- January 30, 2014
Where Will The Motorola Engineers Go?
By Scott Sargis
Published In Recruiting Blogs
January 30, 2014
Motorola has a long history of R&D and innovation in the Chicago area. It started in Chicago, Illinois as Galvin Manufacturing Corporation at 847 West Harrison Street in 1928, with its first product being a battery eliminator. In 1930 Galvin Manufacturing Corporation introduced the Motorola radio; one of the first commercially successful car radios. Company founder Paul V. Galvin and investor Bill Lear created the brand name Motorola. Galvin and Lear mulled over names for the product on a cross-country trip and came up with "Motorola" which was a blend of "motor" and the then popular suffix -ola used with audio equipment of the time (for example "Victrola"). The product was such a success that Galvin changed the name of the company to Motorola. The name "Motorola" was adopted in 1930, and the word has been used as a trademark since the 1930s.
Many of Motorola's products have been radio-related, starting with a battery eliminator for radios, through the world’s first walkie-talkie in 1940, defense electronics, cellularinfrastructure equipment, and mobile phone manufacturing. It developed its research and development program with Dan Noble, a pioneer in FM radio and semiconductor technologies, recruited to the company as their Director of R&D. Furthermore, the company practically created the cellular phone industry and then in 1986 invented the Six Sigma quality improvement process, which became a global standard for quality assurance and reliability engineering.
During its glory days, Motorola was the destination of choice for top engineers in the Chicago land area. Many engineers would boast that, “if Motorola wasn’t on your resume, then you probably weren’t a good engineer.” This prompted many engineering recruiters like myself to desire to be on Motorola’s technical recruiting approved list. After ten years of trying, Motorola’s internal management recruiters finally added my engineering recruitment firm to their exclusive list.This resulted in hundreds of engineering, scientific and technical recruiting assignments with the company.

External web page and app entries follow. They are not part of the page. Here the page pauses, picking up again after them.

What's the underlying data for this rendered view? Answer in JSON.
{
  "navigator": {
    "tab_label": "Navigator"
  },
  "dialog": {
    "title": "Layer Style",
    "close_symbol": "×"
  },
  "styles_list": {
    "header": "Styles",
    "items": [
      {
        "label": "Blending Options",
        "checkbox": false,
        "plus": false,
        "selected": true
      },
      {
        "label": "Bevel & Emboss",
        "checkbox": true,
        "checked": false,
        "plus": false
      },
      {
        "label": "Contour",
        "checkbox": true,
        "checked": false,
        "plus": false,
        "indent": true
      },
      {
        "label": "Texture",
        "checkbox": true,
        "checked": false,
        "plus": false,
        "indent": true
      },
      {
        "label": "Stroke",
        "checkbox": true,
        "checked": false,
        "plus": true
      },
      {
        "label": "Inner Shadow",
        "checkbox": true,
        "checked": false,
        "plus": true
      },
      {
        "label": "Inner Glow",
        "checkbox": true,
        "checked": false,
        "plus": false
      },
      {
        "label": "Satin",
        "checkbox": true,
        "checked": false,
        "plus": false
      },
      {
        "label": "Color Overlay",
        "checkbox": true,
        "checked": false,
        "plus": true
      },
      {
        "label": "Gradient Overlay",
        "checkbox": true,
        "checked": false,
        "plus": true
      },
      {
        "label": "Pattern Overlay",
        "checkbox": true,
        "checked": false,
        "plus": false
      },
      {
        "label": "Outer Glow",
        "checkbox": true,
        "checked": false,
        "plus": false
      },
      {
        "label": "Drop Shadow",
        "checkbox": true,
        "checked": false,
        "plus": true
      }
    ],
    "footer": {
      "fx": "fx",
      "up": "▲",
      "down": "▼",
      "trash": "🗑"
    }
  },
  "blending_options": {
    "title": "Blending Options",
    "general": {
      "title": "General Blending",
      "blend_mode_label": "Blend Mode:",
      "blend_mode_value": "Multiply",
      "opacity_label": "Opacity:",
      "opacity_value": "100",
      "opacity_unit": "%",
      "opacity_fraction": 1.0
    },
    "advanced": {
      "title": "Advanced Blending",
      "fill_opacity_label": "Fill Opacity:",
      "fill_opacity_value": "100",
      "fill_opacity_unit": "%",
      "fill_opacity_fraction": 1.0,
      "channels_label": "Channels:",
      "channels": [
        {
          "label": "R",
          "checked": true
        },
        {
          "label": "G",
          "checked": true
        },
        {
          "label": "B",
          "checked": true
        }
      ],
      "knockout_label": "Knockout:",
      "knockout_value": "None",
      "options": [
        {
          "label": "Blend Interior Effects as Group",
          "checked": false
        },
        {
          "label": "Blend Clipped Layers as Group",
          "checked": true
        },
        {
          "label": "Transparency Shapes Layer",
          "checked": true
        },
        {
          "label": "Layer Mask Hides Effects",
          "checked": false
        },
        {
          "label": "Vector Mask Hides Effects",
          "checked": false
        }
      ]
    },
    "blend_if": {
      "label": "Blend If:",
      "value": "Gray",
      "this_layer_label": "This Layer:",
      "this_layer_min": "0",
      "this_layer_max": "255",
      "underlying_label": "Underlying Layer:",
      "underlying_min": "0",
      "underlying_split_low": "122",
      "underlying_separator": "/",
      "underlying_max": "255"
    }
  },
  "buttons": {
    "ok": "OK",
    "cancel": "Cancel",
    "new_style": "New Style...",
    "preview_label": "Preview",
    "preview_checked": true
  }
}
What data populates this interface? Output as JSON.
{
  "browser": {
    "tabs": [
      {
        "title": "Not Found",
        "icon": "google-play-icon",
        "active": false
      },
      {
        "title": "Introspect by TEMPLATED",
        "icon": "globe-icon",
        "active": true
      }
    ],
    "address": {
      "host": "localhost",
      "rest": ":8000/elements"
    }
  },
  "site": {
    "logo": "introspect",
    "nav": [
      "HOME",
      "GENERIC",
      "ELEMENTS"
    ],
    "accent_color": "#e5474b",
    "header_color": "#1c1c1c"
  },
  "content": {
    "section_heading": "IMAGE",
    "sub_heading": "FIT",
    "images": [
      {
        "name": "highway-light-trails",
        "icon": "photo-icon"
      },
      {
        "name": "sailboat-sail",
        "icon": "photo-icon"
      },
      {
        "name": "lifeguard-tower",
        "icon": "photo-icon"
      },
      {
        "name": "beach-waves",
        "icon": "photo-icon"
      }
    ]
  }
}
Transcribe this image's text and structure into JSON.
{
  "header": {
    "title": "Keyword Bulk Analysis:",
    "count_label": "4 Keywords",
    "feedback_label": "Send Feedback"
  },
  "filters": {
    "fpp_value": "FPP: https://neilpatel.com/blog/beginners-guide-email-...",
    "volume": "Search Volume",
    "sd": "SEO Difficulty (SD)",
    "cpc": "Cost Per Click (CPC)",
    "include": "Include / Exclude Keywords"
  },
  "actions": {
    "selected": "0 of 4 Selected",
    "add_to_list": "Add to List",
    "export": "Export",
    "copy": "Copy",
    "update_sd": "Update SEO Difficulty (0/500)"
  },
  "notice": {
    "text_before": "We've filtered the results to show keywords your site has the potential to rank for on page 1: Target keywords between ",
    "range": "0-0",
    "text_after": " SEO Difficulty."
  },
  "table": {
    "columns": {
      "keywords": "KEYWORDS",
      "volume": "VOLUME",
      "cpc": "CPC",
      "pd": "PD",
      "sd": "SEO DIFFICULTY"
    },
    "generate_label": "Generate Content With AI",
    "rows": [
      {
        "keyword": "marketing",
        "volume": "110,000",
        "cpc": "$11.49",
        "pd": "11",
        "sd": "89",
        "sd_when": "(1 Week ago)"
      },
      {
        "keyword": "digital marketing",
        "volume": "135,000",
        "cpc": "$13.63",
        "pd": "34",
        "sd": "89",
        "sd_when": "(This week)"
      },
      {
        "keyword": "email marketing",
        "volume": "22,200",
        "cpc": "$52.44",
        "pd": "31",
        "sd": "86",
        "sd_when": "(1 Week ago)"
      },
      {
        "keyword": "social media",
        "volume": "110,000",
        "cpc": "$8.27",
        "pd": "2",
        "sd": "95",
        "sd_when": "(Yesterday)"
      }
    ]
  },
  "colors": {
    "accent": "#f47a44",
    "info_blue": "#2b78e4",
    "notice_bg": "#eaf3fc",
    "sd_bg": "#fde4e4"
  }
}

Unfortunately, things have soured in recent years. Motorola increasingly lost market share in cellular phones. As a result, they shed many good engineers, scientists and technical personnel through both layoffs and early retirements. Then in January 2011, Motorola split into two separate companies, each carrying the word Motorola as part of their name. One company, Motorola Solutions (using a blue version of the Motorola logo), was based in the Chicago suburb of Schaumburg, Illinois and concentrated on police technologies, radios, and commercial needs. The other company, Motorola Mobility (using a red logo), was based in the Chicago suburb of Libertyville, Illinois and focused on mobile handsets. The split was structured so that Motorola Solutions was the legal successor of the old Motorola, while Motorola Mobility was the spinoff.
On August 15, 2011, Google announced that it would purchase Motorola Mobility for about $12.5 billion.The hope was the technology giant, Google, would breath new life into Motorola Mobility. They even planned to move their R&D headquarters to the Merchandise Mart in downtown Chicago to facilitate executive recruitment of top engineers, scientists, IT and technical professionals. Unfortunately, after only 22 months, on January 29, 2014, Google sold Motorola Mobility at a major lossof $9.5 billion for only $2.91 billion to Lenovo! Google still plans to retain the major war chest of engineering, scientific and technical patents.However, this probably signals an end to a legendary, Chicago area, R&D, technical company. This also marks the second major U.S. technical and engineering icon company purchased by Lenovo. In 2005 they acquired IBM’s personal computer (PC) business. Since most of Lenovo’s R&D, engineering, scientific and manufacturing operations are in China, I seriously doubt that they will be increasing technical recruiting in the Chicago area. As a result, the big question now is, “what will happen to all the skilled Motorola engineers?”